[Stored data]
- Opening Delimiter -

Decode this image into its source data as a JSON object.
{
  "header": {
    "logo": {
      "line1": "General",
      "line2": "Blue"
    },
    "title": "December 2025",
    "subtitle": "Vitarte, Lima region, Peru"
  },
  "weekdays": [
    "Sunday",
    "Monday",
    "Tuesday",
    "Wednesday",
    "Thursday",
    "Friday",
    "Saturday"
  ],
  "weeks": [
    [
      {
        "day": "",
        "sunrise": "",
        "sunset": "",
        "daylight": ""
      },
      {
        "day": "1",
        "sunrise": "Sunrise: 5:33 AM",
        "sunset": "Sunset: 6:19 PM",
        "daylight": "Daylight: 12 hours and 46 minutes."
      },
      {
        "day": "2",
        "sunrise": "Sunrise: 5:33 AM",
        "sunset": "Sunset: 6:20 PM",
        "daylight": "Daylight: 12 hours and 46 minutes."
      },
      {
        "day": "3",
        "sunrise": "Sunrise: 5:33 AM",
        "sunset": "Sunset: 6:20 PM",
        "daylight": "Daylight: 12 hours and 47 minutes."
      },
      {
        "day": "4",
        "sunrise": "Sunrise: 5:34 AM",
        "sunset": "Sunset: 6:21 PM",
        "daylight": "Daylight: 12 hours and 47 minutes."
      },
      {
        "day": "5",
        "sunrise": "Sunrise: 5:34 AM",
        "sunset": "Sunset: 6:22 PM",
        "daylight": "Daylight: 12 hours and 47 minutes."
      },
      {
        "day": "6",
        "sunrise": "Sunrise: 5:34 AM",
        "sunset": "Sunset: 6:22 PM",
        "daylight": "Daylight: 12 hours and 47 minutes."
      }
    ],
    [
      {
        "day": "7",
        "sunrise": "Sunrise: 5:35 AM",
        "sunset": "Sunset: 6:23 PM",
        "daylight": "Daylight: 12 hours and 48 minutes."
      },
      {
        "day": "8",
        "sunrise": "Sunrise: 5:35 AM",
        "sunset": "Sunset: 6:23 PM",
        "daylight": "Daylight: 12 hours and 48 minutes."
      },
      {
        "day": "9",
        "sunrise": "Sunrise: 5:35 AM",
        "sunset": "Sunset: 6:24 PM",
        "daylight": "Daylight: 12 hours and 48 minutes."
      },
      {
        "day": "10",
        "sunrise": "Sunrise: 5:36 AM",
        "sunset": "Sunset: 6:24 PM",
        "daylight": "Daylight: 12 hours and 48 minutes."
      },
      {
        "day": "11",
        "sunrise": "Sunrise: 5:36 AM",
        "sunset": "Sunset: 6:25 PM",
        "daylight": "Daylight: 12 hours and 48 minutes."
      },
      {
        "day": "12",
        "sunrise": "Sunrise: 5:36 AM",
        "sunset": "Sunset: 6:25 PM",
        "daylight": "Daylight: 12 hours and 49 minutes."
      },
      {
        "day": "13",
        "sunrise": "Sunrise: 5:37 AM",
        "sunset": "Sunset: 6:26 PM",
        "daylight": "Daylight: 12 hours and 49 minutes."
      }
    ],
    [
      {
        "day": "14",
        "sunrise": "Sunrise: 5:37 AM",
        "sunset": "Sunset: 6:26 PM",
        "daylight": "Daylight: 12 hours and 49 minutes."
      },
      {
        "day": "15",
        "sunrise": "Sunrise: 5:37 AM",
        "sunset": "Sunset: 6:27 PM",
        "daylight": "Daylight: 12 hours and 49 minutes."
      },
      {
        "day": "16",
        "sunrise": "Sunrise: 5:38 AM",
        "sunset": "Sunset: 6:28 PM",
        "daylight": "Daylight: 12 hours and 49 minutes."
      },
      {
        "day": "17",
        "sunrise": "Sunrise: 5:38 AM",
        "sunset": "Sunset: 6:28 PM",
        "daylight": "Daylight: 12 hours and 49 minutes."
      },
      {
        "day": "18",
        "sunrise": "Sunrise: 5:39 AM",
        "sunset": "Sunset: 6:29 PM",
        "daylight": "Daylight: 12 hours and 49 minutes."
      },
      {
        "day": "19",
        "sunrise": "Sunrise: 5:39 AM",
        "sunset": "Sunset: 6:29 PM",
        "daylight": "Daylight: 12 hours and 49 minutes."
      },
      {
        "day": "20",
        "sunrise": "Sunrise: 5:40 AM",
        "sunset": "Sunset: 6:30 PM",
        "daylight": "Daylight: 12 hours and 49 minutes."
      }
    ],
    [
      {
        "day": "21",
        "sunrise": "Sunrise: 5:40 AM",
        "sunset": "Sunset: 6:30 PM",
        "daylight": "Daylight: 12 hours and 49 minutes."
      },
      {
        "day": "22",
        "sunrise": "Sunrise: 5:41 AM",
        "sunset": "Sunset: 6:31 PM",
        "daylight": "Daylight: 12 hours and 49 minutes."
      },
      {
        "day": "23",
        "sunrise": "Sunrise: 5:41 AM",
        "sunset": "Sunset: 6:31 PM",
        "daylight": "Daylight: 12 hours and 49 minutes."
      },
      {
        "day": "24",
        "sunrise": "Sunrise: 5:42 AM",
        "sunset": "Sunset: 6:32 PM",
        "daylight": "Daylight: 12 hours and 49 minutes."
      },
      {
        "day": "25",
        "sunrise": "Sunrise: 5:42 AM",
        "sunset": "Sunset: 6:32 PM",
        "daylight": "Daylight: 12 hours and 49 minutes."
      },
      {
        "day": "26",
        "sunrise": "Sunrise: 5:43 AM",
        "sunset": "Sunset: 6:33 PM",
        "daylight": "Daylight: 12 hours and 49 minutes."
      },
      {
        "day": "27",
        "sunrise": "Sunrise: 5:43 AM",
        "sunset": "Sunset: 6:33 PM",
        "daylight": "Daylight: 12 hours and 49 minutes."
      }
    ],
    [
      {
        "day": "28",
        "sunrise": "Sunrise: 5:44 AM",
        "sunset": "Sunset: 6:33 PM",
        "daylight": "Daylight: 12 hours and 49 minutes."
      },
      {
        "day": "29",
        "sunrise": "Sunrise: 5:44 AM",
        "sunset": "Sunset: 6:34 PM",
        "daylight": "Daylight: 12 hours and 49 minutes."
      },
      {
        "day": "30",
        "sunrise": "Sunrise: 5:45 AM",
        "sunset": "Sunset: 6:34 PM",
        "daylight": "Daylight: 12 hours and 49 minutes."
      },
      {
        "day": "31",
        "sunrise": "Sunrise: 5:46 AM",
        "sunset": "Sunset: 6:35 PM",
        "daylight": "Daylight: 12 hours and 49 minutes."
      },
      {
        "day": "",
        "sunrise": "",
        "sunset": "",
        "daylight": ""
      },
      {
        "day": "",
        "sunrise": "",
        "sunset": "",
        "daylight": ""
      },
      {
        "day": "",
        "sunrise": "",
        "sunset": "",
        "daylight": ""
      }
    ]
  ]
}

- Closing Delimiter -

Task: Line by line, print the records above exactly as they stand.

Your response:
Decode this image into its source data as a JSON object.
{
  "header": {
    "logo": {
      "line1": "General",
      "line2": "Blue"
    },
    "title": "December 2025",
    "subtitle": "Vitarte, Lima region, Peru"
  },
  "weekdays": [
    "Sunday",
    "Monday",
    "Tuesday",
    "Wednesday",
    "Thursday",
    "Friday",
    "Saturday"
  ],
  "weeks": [
    [
      {
        "day": "",
        "sunrise": "",
        "sunset": "",
        "daylight": ""
      },
      {
        "day": "1",
        "sunrise": "Sunrise: 5:33 AM",
        "sunset": "Sunset: 6:19 PM",
        "daylight": "Daylight: 12 hours and 46 minutes."
      },
      {
        "day": "2",
        "sunrise": "Sunrise: 5:33 AM",
        "sunset": "Sunset: 6:20 PM",
        "daylight": "Daylight: 12 hours and 46 minutes."
      },
      {
        "day": "3",
        "sunrise": "Sunrise: 5:33 AM",
        "sunset": "Sunset: 6:20 PM",
        "daylight": "Daylight: 12 hours and 47 minutes."
      },
      {
        "day": "4",
        "sunrise": "Sunrise: 5:34 AM",
        "sunset": "Sunset: 6:21 PM",
        "daylight": "Daylight: 12 hours and 47 minutes."
      },
      {
        "day": "5",
        "sunrise": "Sunrise: 5:34 AM",
        "sunset": "Sunset: 6:22 PM",
        "daylight": "Daylight: 12 hours and 47 minutes."
      },
      {
        "day": "6",
        "sunrise": "Sunrise: 5:34 AM",
        "sunset": "Sunset: 6:22 PM",
        "daylight": "Daylight: 12 hours and 47 minutes."
      }
    ],
    [
      {
        "day": "7",
        "sunrise": "Sunrise: 5:35 AM",
        "sunset": "Sunset: 6:23 PM",
        "daylight": "Daylight: 12 hours and 48 minutes."
      },
      {
        "day": "8",
        "sunrise": "Sunrise: 5:35 AM",
        "sunset": "Sunset: 6:23 PM",
        "daylight": "Daylight: 12 hours and 48 minutes."
      },
      {
        "day": "9",
        "sunrise": "Sunrise: 5:35 AM",
        "sunset": "Sunset: 6:24 PM",
        "daylight": "Daylight: 12 hours and 48 minutes."
      },
      {
        "day": "10",
        "sunrise": "Sunrise: 5:36 AM",
        "sunset": "Sunset: 6:24 PM",
        "daylight": "Daylight: 12 hours and 48 minutes."
      },
      {
        "day": "11",
        "sunrise": "Sunrise: 5:36 AM",
        "sunset": "Sunset: 6:25 PM",
        "daylight": "Daylight: 12 hours and 48 minutes."
      },
      {
        "day": "12",
        "sunrise": "Sunrise: 5:36 AM",
        "sunset": "Sunset: 6:25 PM",
        "daylight": "Daylight: 12 hours and 49 minutes."
      },
      {
        "day": "13",
        "sunrise": "Sunrise: 5:37 AM",
        "sunset": "Sunset: 6:26 PM",
        "daylight": "Daylight: 12 hours and 49 minutes."
      }
    ],
    [
      {
        "day": "14",
        "sunrise": "Sunrise: 5:37 AM",
        "sunset": "Sunset: 6:26 PM",
        "daylight": "Daylight: 12 hours and 49 minutes."
      },
      {
        "day": "15",
        "sunrise": "Sunrise: 5:37 AM",
        "sunset": "Sunset: 6:27 PM",
        "daylight": "Daylight: 12 hours and 49 minutes."
      },
      {
        "day": "16",
        "sunrise": "Sunrise: 5:38 AM",
        "sunset": "Sunset: 6:28 PM",
        "daylight": "Daylight: 12 hours and 49 minutes."
      },
      {
        "day": "17",
        "sunrise": "Sunrise: 5:38 AM",
        "sunset": "Sunset: 6:28 PM",
        "daylight": "Daylight: 12 hours and 49 minutes."
      },
      {
        "day": "18",
        "sunrise": "Sunrise: 5:39 AM",
        "sunset": "Sunset: 6:29 PM",
        "daylight": "Daylight: 12 hours and 49 minutes."
      },
      {
        "day": "19",
        "sunrise": "Sunrise: 5:39 AM",
        "sunset": "Sunset: 6:29 PM",
        "daylight": "Daylight: 12 hours and 49 minutes."
      },
      {
        "day": "20",
        "sunrise": "Sunrise: 5:40 AM",
        "sunset": "Sunset: 6:30 PM",
        "daylight": "Daylight: 12 hours and 49 minutes."
      }
    ],
    [
      {
        "day": "21",
        "sunrise": "Sunrise: 5:40 AM",
        "sunset": "Sunset: 6:30 PM",
        "daylight": "Daylight: 12 hours and 49 minutes."
      },
      {
        "day": "22",
        "sunrise": "Sunrise: 5:41 AM",
        "sunset": "Sunset: 6:31 PM",
        "daylight": "Daylight: 12 hours and 49 minutes."
      },
      {
        "day": "23",
        "sunrise": "Sunrise: 5:41 AM",
        "sunset": "Sunset: 6:31 PM",
        "daylight": "Daylight: 12 hours and 49 minutes."
      },
      {
        "day": "24",
        "sunrise": "Sunrise: 5:42 AM",
        "sunset": "Sunset: 6:32 PM",
        "daylight": "Daylight: 12 hours and 49 minutes."
      },
      {
        "day": "25",
        "sunrise": "Sunrise: 5:42 AM",
        "sunset": "Sunset: 6:32 PM",
        "daylight": "Daylight: 12 hours and 49 minutes."
      },
      {
        "day": "26",
        "sunrise": "Sunrise: 5:43 AM",
        "sunset": "Sunset: 6:33 PM",
        "daylight": "Daylight: 12 hours and 49 minutes."
      },
      {
        "day": "27",
        "sunrise": "Sunrise: 5:43 AM",
        "sunset": "Sunset: 6:33 PM",
        "daylight": "Daylight: 12 hours and 49 minutes."
      }
    ],
    [
      {
        "day": "28",
        "sunrise": "Sunrise: 5:44 AM",
        "sunset": "Sunset: 6:33 PM",
        "daylight": "Daylight: 12 hours and 49 minutes."
      },
      {
        "day": "29",
        "sunrise": "Sunrise: 5:44 AM",
        "sunset": "Sunset: 6:34 PM",
        "daylight": "Daylight: 12 hours and 49 minutes."
      },
      {
        "day": "30",
        "sunrise": "Sunrise: 5:45 AM",
        "sunset": "Sunset: 6:34 PM",
        "daylight": "Daylight: 12 hours and 49 minutes."
      },
      {
        "day": "31",
        "sunrise": "Sunrise: 5:46 AM",
        "sunset": "Sunset: 6:35 PM",
        "daylight": "Daylight: 12 hours and 49 minutes."
      },
      {
        "day": "",
        "sunrise": "",
        "sunset": "",
        "daylight": ""
      },
      {
        "day": "",
        "sunrise": "",
        "sunset": "",
        "daylight": ""
      },
      {
        "day": "",
        "sunrise": "",
        "sunset": "",
        "daylight": ""
      }
    ]
  ]
}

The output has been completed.